# [ENTRIES PROVIDED]
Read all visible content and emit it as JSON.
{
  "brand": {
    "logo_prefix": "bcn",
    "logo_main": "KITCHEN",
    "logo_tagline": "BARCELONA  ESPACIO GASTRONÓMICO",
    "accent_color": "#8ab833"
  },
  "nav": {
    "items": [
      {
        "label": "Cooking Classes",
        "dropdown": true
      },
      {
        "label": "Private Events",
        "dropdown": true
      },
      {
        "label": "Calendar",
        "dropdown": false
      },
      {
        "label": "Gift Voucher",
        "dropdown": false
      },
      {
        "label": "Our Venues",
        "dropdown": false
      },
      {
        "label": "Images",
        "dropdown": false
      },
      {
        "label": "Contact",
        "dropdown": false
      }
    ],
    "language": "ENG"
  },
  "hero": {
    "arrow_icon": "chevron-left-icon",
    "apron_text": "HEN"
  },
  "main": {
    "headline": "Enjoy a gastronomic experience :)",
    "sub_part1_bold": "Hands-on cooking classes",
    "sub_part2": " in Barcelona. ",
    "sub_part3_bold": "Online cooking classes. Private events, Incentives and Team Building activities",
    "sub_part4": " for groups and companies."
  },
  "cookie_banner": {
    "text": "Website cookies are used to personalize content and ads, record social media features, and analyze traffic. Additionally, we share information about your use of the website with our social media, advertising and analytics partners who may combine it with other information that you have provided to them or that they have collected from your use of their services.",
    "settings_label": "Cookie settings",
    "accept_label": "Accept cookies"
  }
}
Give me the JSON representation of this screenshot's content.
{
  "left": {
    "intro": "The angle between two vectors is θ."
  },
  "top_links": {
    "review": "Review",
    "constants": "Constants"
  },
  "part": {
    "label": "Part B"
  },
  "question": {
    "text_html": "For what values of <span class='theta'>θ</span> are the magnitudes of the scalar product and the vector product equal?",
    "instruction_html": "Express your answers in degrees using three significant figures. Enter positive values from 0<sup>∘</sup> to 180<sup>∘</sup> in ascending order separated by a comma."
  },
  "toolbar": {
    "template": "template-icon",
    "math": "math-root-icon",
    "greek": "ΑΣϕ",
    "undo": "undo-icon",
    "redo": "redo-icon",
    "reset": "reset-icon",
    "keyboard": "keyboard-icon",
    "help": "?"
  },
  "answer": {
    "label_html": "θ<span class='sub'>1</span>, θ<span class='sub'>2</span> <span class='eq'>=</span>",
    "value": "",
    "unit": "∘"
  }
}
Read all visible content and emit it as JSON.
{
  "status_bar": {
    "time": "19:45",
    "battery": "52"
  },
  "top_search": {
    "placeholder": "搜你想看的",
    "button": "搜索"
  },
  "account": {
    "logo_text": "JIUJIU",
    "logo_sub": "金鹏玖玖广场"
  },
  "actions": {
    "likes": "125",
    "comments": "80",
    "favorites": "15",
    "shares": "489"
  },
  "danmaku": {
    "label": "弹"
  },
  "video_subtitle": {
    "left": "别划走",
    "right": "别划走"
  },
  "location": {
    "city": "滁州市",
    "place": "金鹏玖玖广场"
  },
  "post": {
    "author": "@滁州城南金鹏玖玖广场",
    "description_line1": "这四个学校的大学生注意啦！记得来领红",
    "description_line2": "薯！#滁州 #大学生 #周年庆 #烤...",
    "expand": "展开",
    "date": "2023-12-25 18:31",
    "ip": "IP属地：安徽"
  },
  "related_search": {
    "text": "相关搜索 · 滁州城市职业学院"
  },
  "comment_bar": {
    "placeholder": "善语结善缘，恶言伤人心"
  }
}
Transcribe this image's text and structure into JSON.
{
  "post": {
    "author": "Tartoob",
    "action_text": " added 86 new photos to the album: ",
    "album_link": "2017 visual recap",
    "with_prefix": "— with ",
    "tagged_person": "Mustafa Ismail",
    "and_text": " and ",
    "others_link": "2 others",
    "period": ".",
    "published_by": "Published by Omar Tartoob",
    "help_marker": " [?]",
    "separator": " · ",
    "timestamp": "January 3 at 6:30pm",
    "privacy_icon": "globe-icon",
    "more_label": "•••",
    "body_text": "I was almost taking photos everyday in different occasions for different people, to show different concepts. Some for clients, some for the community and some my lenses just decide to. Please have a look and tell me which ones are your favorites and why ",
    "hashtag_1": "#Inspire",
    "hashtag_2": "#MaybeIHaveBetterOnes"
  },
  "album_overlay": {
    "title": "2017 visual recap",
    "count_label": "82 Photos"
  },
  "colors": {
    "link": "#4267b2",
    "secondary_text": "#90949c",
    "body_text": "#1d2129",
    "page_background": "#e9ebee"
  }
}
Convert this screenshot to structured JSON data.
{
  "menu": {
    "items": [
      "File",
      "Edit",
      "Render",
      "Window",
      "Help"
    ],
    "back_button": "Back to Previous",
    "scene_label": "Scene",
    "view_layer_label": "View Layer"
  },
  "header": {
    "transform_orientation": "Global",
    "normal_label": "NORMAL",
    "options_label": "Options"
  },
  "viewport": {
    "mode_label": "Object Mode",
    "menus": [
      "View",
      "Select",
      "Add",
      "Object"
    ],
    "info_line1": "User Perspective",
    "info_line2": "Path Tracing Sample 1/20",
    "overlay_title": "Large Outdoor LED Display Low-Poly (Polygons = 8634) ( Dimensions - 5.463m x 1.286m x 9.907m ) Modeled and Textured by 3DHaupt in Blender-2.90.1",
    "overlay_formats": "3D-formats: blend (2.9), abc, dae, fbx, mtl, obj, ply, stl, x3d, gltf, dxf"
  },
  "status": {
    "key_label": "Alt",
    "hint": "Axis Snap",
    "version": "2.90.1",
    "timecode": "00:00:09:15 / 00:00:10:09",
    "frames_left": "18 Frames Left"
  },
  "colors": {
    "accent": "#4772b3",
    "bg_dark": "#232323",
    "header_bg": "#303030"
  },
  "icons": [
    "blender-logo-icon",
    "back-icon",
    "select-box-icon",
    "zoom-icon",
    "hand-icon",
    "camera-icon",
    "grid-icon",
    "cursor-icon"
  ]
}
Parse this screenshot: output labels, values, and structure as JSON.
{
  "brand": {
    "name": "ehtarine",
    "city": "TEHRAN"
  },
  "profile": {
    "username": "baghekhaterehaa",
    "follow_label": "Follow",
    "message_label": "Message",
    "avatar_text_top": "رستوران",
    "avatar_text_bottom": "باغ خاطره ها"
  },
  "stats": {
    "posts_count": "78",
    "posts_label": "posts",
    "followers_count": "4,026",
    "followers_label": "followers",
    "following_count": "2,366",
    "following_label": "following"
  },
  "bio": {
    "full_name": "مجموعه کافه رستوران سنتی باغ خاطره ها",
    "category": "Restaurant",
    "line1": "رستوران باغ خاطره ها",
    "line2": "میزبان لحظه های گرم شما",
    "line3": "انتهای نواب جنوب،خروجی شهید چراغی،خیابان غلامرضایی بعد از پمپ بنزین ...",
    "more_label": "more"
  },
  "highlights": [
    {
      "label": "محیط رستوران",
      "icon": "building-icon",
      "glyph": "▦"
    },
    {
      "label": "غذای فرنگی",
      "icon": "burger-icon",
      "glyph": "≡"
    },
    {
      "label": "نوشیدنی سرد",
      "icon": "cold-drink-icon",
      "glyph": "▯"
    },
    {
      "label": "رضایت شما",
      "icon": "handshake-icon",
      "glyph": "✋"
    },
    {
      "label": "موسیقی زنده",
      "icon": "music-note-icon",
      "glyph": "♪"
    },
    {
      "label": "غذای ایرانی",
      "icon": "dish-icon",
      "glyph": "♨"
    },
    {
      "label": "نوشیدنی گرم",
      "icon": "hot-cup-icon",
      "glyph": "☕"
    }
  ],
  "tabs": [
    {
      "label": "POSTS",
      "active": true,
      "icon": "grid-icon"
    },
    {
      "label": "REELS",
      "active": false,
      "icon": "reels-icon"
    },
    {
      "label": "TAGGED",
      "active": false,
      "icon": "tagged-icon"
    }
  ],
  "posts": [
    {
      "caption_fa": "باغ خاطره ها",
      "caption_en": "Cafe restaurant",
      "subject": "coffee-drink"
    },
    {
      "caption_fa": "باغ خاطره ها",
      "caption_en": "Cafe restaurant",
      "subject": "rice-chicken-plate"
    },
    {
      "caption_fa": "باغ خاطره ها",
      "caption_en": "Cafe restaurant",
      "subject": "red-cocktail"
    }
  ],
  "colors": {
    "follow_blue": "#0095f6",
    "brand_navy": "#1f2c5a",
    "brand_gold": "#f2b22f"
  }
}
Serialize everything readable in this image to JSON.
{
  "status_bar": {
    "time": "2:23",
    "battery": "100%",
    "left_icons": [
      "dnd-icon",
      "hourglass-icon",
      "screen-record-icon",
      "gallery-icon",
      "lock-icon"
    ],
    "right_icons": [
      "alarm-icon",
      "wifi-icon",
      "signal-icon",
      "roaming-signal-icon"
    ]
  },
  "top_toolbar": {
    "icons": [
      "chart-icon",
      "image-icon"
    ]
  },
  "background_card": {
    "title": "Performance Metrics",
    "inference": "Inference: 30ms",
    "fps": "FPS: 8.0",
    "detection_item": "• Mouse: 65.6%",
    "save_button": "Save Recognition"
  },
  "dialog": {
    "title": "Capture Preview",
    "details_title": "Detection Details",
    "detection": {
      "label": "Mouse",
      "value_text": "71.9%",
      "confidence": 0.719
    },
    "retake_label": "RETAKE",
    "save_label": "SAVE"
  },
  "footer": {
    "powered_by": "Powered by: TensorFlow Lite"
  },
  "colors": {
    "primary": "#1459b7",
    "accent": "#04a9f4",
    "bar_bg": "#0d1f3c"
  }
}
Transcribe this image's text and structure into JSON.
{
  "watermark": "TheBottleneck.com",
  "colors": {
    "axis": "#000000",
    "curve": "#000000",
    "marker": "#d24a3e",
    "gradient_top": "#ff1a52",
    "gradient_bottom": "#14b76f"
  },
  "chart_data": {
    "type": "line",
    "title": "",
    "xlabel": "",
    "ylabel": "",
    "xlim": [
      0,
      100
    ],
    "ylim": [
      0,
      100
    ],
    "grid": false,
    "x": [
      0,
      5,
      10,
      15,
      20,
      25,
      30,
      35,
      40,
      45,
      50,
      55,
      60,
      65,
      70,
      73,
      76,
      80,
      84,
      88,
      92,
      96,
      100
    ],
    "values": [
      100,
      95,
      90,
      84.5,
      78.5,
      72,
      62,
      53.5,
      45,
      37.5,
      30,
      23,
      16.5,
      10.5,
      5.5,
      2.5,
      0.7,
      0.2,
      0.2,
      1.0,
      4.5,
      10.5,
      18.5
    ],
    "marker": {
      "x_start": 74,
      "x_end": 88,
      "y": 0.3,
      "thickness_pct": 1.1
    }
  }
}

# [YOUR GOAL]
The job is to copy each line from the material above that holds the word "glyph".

# [FINISHED TASK]
      "glyph": "▦"
      "glyph": "≡"
      "glyph": "▯"
      "glyph": "✋"
      "glyph": "♪"
      "glyph": "♨"
      "glyph": "☕"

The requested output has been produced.